I take my tying tools for granted, so long as they perform well, but occasionally I’ll reflect on what has and has not worked well and share my thoughts. The simple assortment of tools above includes a few that I have only discovered in the last six months, and they have become favorites, and all of these merit your consideration, and my brief discussion may also serve to stimulate your own reflection on the performance of your fly tying tools.
Dr Slick 4″ Razor Scissors. Been using these for close to a decade, and they remain my favorite, although I have tried many other scissors from time to time. These are adjustable with the thumb nut, the points are fine and sharp clear to the tip, and they can be sharpened. the 5″ model are too long for my tastes but might fit other tiers.
HMH Tube fly Adaptor. I use this baby to hold some of my tube mandrels but more often use it to secure my OPST Intruder Shanks, because it holds the shank just like it holds a tube mandrel.
C & F Rotary Hackle Pliers: Spendy compared to many hackle pliers but these are the BEST I have ever used. EVER. I’m generally ambivalent about hackle pliers and have used dozens of models over the year. These are amazing and I’ve used them for small soft hackles and fat Marabou quill stems with infallible success.
Nor Vise Automatic Bobbin: Been tying flies for more than fifty years now, and used this spring loaded clutch bobbin for over a decade. My friend Lou V. talked me into trying one, and after a week of practice, iILOVE these bobbins. Norm uses these even on his size #24 flies, but I prefer to stick in the #16 and larger hook size range with these bobbins. So I keep my standard bobbins around for occasional use, but seriously, these bobbins are so good that you are missing out if you fail to give one an honest try.
Petitjean Long Loop Trim Scissors: Perfection. Specialization. If you spin fox or possum in dubbing loops you deserve to have these scissors, and they are better than any other scissor i have tried for trimming any dubbing that is loosely clamped into a loop before spinning.
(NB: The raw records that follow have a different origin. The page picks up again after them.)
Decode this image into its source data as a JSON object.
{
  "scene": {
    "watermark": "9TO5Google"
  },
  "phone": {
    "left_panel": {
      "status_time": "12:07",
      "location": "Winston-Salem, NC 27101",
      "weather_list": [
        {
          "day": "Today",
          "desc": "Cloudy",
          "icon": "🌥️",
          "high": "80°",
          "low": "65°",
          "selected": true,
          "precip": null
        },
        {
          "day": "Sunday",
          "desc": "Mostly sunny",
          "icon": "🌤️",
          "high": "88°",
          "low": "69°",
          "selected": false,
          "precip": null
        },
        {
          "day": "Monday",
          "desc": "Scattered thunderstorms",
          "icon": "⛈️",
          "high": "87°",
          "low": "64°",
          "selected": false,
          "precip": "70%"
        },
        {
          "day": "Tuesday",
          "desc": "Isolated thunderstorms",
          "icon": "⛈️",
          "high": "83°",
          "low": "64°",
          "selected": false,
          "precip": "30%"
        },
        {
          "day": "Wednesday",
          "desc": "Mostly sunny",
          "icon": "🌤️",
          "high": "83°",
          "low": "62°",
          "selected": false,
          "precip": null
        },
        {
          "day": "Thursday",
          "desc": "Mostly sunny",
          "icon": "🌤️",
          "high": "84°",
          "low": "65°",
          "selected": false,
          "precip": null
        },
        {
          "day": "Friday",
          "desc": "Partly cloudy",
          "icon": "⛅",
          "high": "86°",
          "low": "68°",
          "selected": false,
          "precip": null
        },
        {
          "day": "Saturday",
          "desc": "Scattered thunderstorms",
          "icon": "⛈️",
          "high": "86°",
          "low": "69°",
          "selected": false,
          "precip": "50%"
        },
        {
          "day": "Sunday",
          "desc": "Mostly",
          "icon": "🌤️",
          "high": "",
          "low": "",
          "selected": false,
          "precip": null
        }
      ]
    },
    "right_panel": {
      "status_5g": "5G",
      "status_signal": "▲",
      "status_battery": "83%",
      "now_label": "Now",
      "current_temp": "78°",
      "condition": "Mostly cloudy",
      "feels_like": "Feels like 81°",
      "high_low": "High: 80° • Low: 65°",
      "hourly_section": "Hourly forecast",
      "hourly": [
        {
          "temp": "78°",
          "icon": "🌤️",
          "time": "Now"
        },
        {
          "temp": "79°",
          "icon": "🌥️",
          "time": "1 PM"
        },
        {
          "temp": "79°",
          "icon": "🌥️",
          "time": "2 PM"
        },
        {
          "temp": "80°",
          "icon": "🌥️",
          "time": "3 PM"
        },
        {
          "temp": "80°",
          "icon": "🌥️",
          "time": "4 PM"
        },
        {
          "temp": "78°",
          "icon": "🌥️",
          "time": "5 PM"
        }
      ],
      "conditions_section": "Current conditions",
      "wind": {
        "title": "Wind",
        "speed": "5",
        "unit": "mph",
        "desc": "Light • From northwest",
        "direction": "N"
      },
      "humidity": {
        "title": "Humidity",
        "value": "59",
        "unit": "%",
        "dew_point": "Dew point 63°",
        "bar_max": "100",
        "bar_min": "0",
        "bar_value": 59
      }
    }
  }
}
Not for general purpose use, but when you want to make straight cuts with precision and absolute perfection, these scissors are unbeatable. Every time I use mine I appreciate how sharp and well designed they are – just one more example of “Sir Petitjean’s” ingenuity and expertise.
Stonfo Elite Rotodubbing Twister. Another case of discovering a new version of a tool I’ve used for years without thinking but all of a sudden – POW – here comes a new to me tool that performs so well that I’m like – whoa dude, this is amazing! In short, I love this dubbing tool. The way it works, by holding the handle tight and then spinning the rotational “thingy” with your other hand gives one better control, or at least it seems so to me. And when the dubbing is spun nice and tight, you can tilt the head of the Twister to an angle so that winding around the shank or tube can be accomplished more precisely. I was neutral when I picked up this tool and began using it. Now it my number one dubbing twister tool.
Pro Sportfisher (large) Flexineedle. This is so simple that I take it for granted too often. The Flexineedle is easily secured in most vise heads, and sometimes i even insert it into my HMH Tube fly Adaptor. The Flexineedle holds the Pro Sportfisher 40/40 tube, the Nanotube, and Microtube. The Flexineedle also holds the HMH small Poly Tubes.
Dr Slick Stainless Steel Whip Finisher. This is a surprise to me, because I tie my whip finisher by hand instead of using a tool Here’s the deal – I use this as a dubbing pick. Saw Scott Howell doing it not long ago and decided to try it. the fine curved point of this tool and the way it nests in my hand have combined to make this my favorite dubbing picker tool. You may have your other bodkins and picks at hand like I do, but I find myself reaching for this tool to fuzz up my dubbing every time. Give this a chance and see what you think.
That’s it for now, hope these ideas stimulate your own quest for the best tools that suit your individual tying style.
Jay Nicholas, March 2015